Rotary dampers suffer no such packaging or mounting foibles, because they mount directly inline with the steering axis. In general, rotary dampers don't work well in high-stroke, high-heat applications--such as rear-suspension dampers located near exhaust pipes (remember Suzuki's TL1000S?)--but they work exceptionally well as steering dampers. And companies such as Sachs, which makes rotary dampers for Formula 1 cars, are producing units that are much more durable and consistent.
The Scotts Damper
The Scotts damper is a rotary type that controls the rotational movement about the steering axis by using a blade-style wiper to force oil through internal orifices. By varying the location and size of the orifices, the damping characteristics can be adjusted to suit rider needs and riding conditions.
The underside of the Scotts damper. The link arm and shear pin are easily visible.
The Scotts damper has three areas of adjustability: the low-speed circuit; the high-speed circuit; and a unique sweep circuit that allows the damper function to disengage, depending on how far the handlebar is turned. For the serious racer, the metering devices that control the different damping circuits can be custom-made, and different oil viscosities can be used, thereby tailoring the damper's effective range of adjustability and characteristics.
The low-speed circuit (also called the base circuit) controls the overall resistive force and is effective all the time.
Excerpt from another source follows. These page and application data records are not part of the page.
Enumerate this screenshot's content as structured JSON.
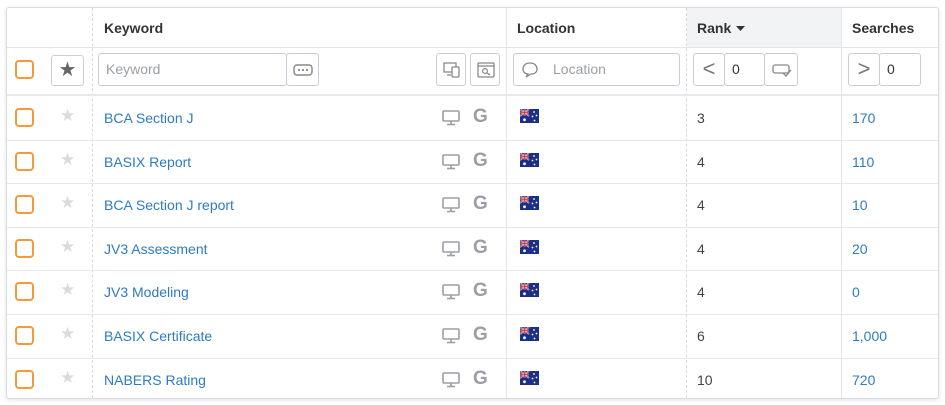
{
  "columns": {
    "keyword": "Keyword",
    "location": "Location",
    "rank": "Rank",
    "rank_sort_icon": "caret-down-icon",
    "searches": "Searches"
  },
  "filters": {
    "keyword_placeholder": "Keyword",
    "location_placeholder": "Location",
    "rank_operator": "<",
    "rank_value": "0",
    "searches_operator": ">",
    "searches_value": "0"
  },
  "rows": [
    {
      "keyword": "BCA Section J",
      "rank": "3",
      "searches": "170"
    },
    {
      "keyword": "BASIX Report",
      "rank": "4",
      "searches": "110"
    },
    {
      "keyword": "BCA Section J report",
      "rank": "4",
      "searches": "10"
    },
    {
      "keyword": "JV3 Assessment",
      "rank": "4",
      "searches": "20"
    },
    {
      "keyword": "JV3 Modeling",
      "rank": "4",
      "searches": "0"
    },
    {
      "keyword": "BASIX Certificate",
      "rank": "6",
      "searches": "1,000"
    },
    {
      "keyword": "NABERS Rating",
      "rank": "10",
      "searches": "720"
    }
  ],
  "row_icons": {
    "device": "desktop-icon",
    "engine": "google-icon",
    "engine_glyph": "G",
    "flag": "australia-flag-icon"
  },
  "colors": {
    "checkbox": "#f39a3b",
    "link": "#2e7bc2",
    "border": "#c9ced6"
  }
}
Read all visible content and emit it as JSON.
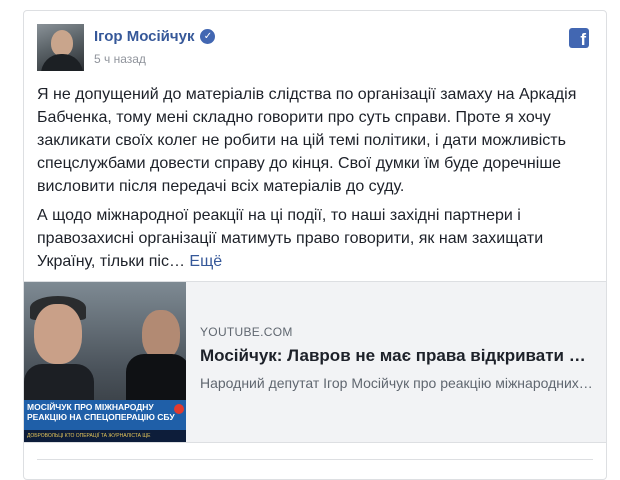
{
  "post": {
    "author": "Ігор Мосійчук",
    "timestamp": "5 ч назад",
    "paragraph1": "Я не допущений до матеріалів слідства по організації замаху на Аркадія Бабченка, тому мені складно говорити про суть справи. Проте я хочу закликати своїх колег не робити на цій темі політики, і дати можливість спецслужбами довести справу до кінця. Свої думки їм буде доречніше висловити після передачі всіх матеріалів до суду.",
    "paragraph2": "А щодо міжнародної реакції на ці події, то наші західні партнери і правозахисні організації матимуть право говорити, як нам захищати Україну, тільки піс…",
    "more_label": "Ещё"
  },
  "share": {
    "domain": "YOUTUBE.COM",
    "title": "Мосійчук: Лавров не має права відкривати рот…",
    "description": "Народний депутат Ігор Мосійчук про реакцію міжнародних…",
    "thumb_banner": "МОСІЙЧУК ПРО МІЖНАРОДНУ РЕАКЦІЮ НА СПЕЦОПЕРАЦІЮ СБУ",
    "thumb_ticker": "ДОБРОВОЛЬЦІ КТО ОПЕРАЦІЇ ТА ЖУРНАЛІСТА ЩЕ"
  },
  "icons": {
    "verified": "verified-badge-icon",
    "platform": "facebook-icon"
  },
  "colors": {
    "link": "#365899",
    "brand": "#4267b2",
    "text": "#1d2129",
    "muted": "#90949c"
  }
}
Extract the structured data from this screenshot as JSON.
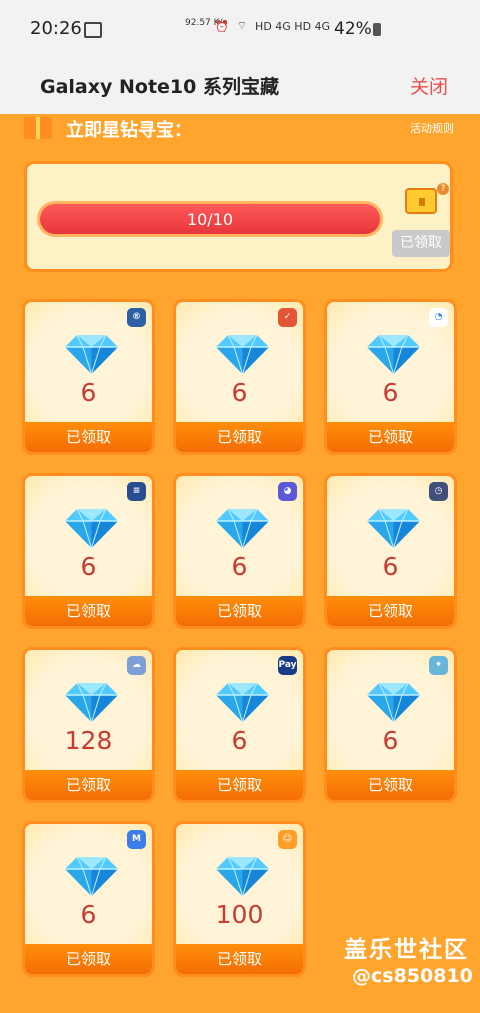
{
  "status": {
    "time": "20:26",
    "speed": "92.57\nK/s",
    "signal_text": "HD 4G HD 4G",
    "battery": "42%"
  },
  "header": {
    "title": "Galaxy Note10 系列宝藏",
    "close": "关闭"
  },
  "treasure": {
    "title": "立即星钻寻宝：",
    "rules": "活动规则",
    "progress_text": "10/10",
    "progress_value": 1.0,
    "claimed_label": "已领取"
  },
  "rewards": [
    {
      "amount": "6",
      "button": "已领取",
      "icon": "samsung-members-icon",
      "icon_color": "#2d5fa7",
      "icon_text": "®"
    },
    {
      "amount": "6",
      "button": "已领取",
      "icon": "check-app-icon",
      "icon_color": "#e35535",
      "icon_text": "✓"
    },
    {
      "amount": "6",
      "button": "已领取",
      "icon": "blue-app-icon",
      "icon_color": "#ffffff",
      "icon_text": "◔"
    },
    {
      "amount": "6",
      "button": "已领取",
      "icon": "news-app-icon",
      "icon_color": "#284d91",
      "icon_text": "≡"
    },
    {
      "amount": "6",
      "button": "已领取",
      "icon": "chat-app-icon",
      "icon_color": "#5b59d8",
      "icon_text": "◕"
    },
    {
      "amount": "6",
      "button": "已领取",
      "icon": "clock-app-icon",
      "icon_color": "#40507a",
      "icon_text": "◷"
    },
    {
      "amount": "128",
      "button": "已领取",
      "icon": "cloud-app-icon",
      "icon_color": "#7c9fd6",
      "icon_text": "☁"
    },
    {
      "amount": "6",
      "button": "已领取",
      "icon": "samsung-pay-icon",
      "icon_color": "#183b85",
      "icon_text": "Pay"
    },
    {
      "amount": "6",
      "button": "已领取",
      "icon": "bixby-icon",
      "icon_color": "#66b6d9",
      "icon_text": "✦"
    },
    {
      "amount": "6",
      "button": "已领取",
      "icon": "m-app-icon",
      "icon_color": "#3b7ee7",
      "icon_text": "M"
    },
    {
      "amount": "100",
      "button": "已领取",
      "icon": "emoji-app-icon",
      "icon_color": "#ff9f28",
      "icon_text": "☺"
    }
  ],
  "watermark": {
    "line1": "盖乐世社区",
    "line2": "@cs850810"
  }
}
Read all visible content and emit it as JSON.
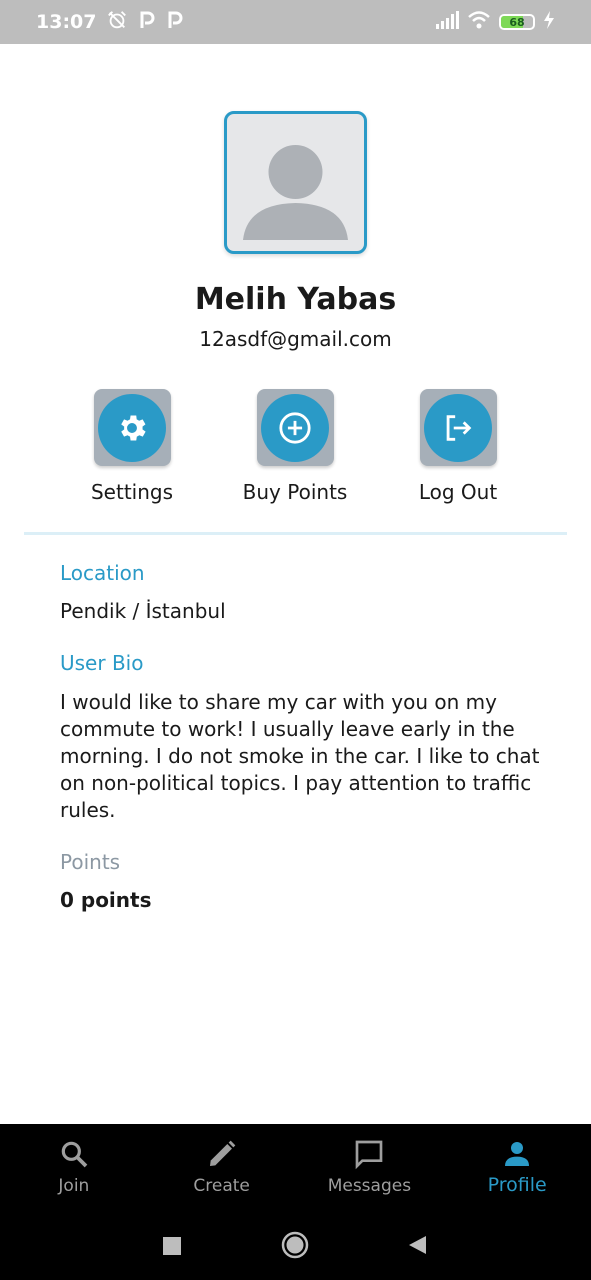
{
  "status_bar": {
    "time": "13:07",
    "notification_icons": [
      "alarm-off-icon",
      "parking-icon",
      "parking-icon"
    ],
    "battery_level": "68"
  },
  "profile": {
    "name": "Melih Yabas",
    "email": "12asdf@gmail.com"
  },
  "actions": [
    {
      "label": "Settings",
      "icon": "gear-icon"
    },
    {
      "label": "Buy Points",
      "icon": "plus-circle-icon"
    },
    {
      "label": "Log Out",
      "icon": "logout-icon"
    }
  ],
  "details": {
    "location_label": "Location",
    "location_value": "Pendik / İstanbul",
    "bio_label": "User Bio",
    "bio_value": "I would like to share my car with you on my commute to work! I usually leave early in the morning. I do not smoke in the car. I like to chat on non-political topics. I pay attention to traffic rules.",
    "points_label": "Points",
    "points_value": "0 points"
  },
  "bottom_nav": {
    "items": [
      {
        "label": "Join",
        "icon": "search-icon"
      },
      {
        "label": "Create",
        "icon": "pencil-icon"
      },
      {
        "label": "Messages",
        "icon": "message-icon"
      },
      {
        "label": "Profile",
        "icon": "person-icon"
      }
    ],
    "active": "Profile"
  },
  "colors": {
    "accent": "#2a9ac7",
    "tile": "#a6afb8",
    "muted_label": "#8c98a3"
  }
}
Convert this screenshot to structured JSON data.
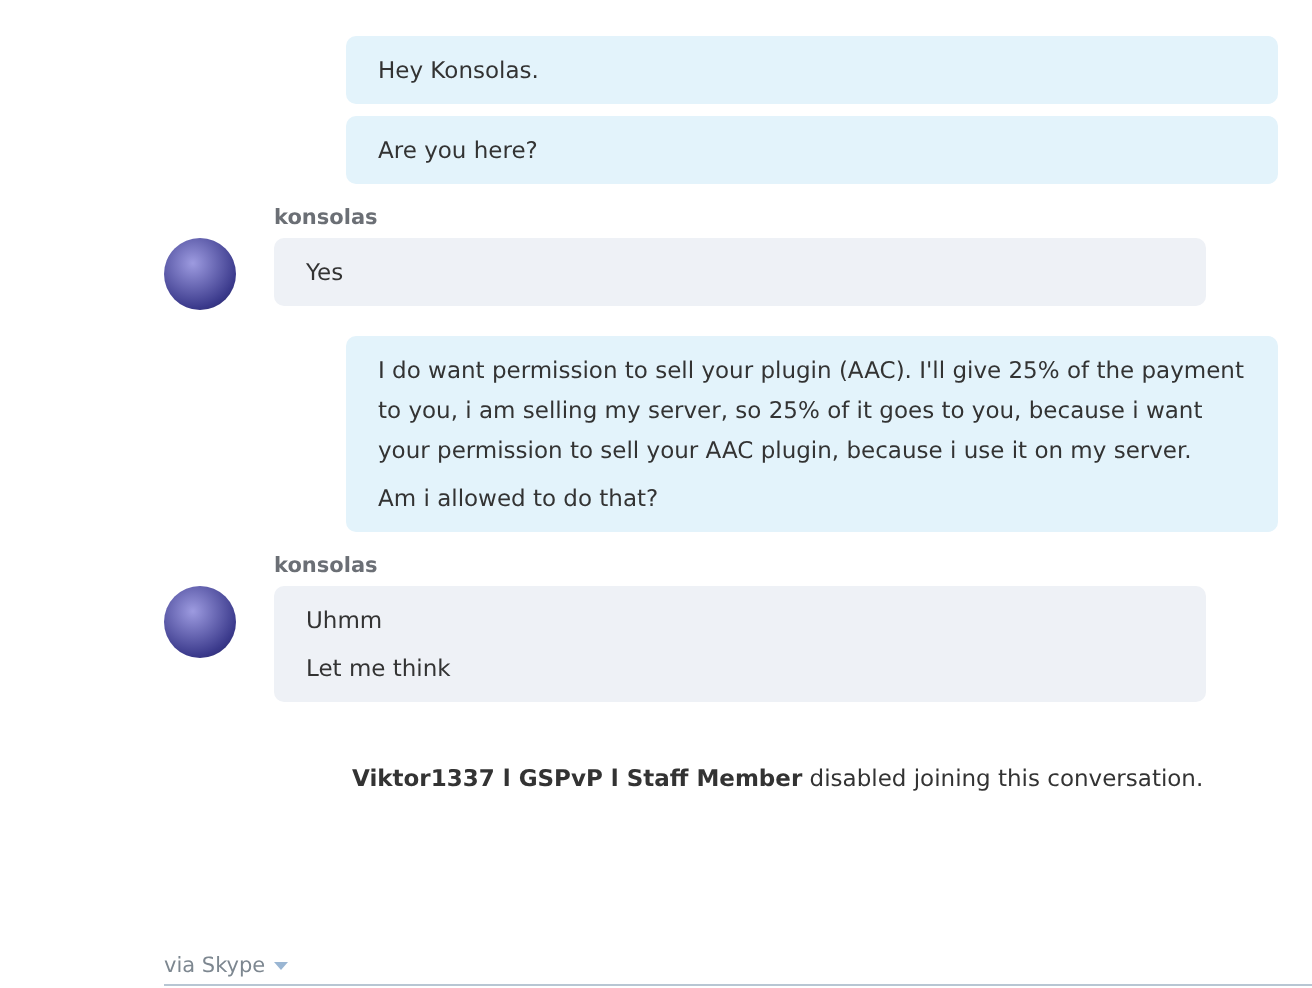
{
  "messages": [
    {
      "kind": "outgoing",
      "paragraphs": [
        "Hey Konsolas."
      ]
    },
    {
      "kind": "outgoing",
      "paragraphs": [
        "Are you here?"
      ]
    },
    {
      "kind": "incoming",
      "sender": "konsolas",
      "paragraphs": [
        "Yes"
      ]
    },
    {
      "kind": "outgoing",
      "paragraphs": [
        "I do want permission to sell your plugin (AAC). I'll give 25% of the payment to you, i am selling my server, so 25% of it goes to you, because i want your permission to sell your AAC plugin, because i use it on my server.",
        "Am i allowed to do that?"
      ]
    },
    {
      "kind": "incoming",
      "sender": "konsolas",
      "paragraphs": [
        "Uhmm",
        "Let me think"
      ]
    },
    {
      "kind": "notice",
      "text": "**Viktor1337 l GSPvP l Staff Member** disabled joining this conversation."
    }
  ],
  "footer": {
    "label": "via Skype"
  }
}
This circuit is adjusted by turning the knob with the black pointer (on the left in our application on a 2004 Kawasaki ZX-10R). Rotating the adjustment knob to the right increases the damping, and turning the knob to the left decreases it. The high-speed circuit (usually covered with a press-fit plastic cover) functions in much the same way as the low-speed circuit, but operates through a much higher rotational acceleration range. The two circuits overlap each other; conceivably, you could set the base circuit stiff enough to make the high-speed circuit ineffective.
The variable sweep control-a feature unique to the Scotts damper--allows the rider to adjust the damper's effective range of motion. The rider can set the damper to function throughout its full range of motion, or within a narrow band in the middle of the range, or in two other settings in between. Once the handlebar is rotated past the sweep control's limits, the damper becomes ineffective and the handlebar is free-floating. Your first experience with this sudden absence of resistance can be a bit disconcerting, particularly if you have a stiff base-valve setting.
The reasoning for this feature is simple: With a stiff base-valve setting, the steering at parking-lot speeds suffers, particularly when the handlebar has to be rapidly moved to full deflection. With the sweep control, a rider can have a high base-valve setting but still not have to exert a lot of steering force for those tight, slow-speed maneuvers.
Units such as the Honda Electronic Steering Damper (HESD) pictured here are indicative of the future in chassis and suspension technology.
The future of the rotary damper is looking bright. For the first time, a major manufacturer, Honda, has employed a high-tech rotary damper as stock equipment on one of its motorcycles. The Honda Electronic Steering Damper (HESD) is standard on the CBR1000RR and provides the benefits that a rotary damper can offer, but with a uniquely Honda twist: damping that is both speed- and throttle-position-specific. At slower speeds, the damping function cuts out, allowing for free and unimpeded bar movement. As you speed up, the damping rate increases, imparting greater stability.
As sportbike chassis design continues to evolve with ever-more-increasing power and ever-more-diminishing weight, other manufacturers will begin to exploit the virtues of these simple yet effective dampers and include them as standard equipment on new models. Until then, Scotts and others have rotary units you can install yourself. For the enthusiast whose sportbike has more than a little wiggle in its walk, they're certainly worth serious consideration.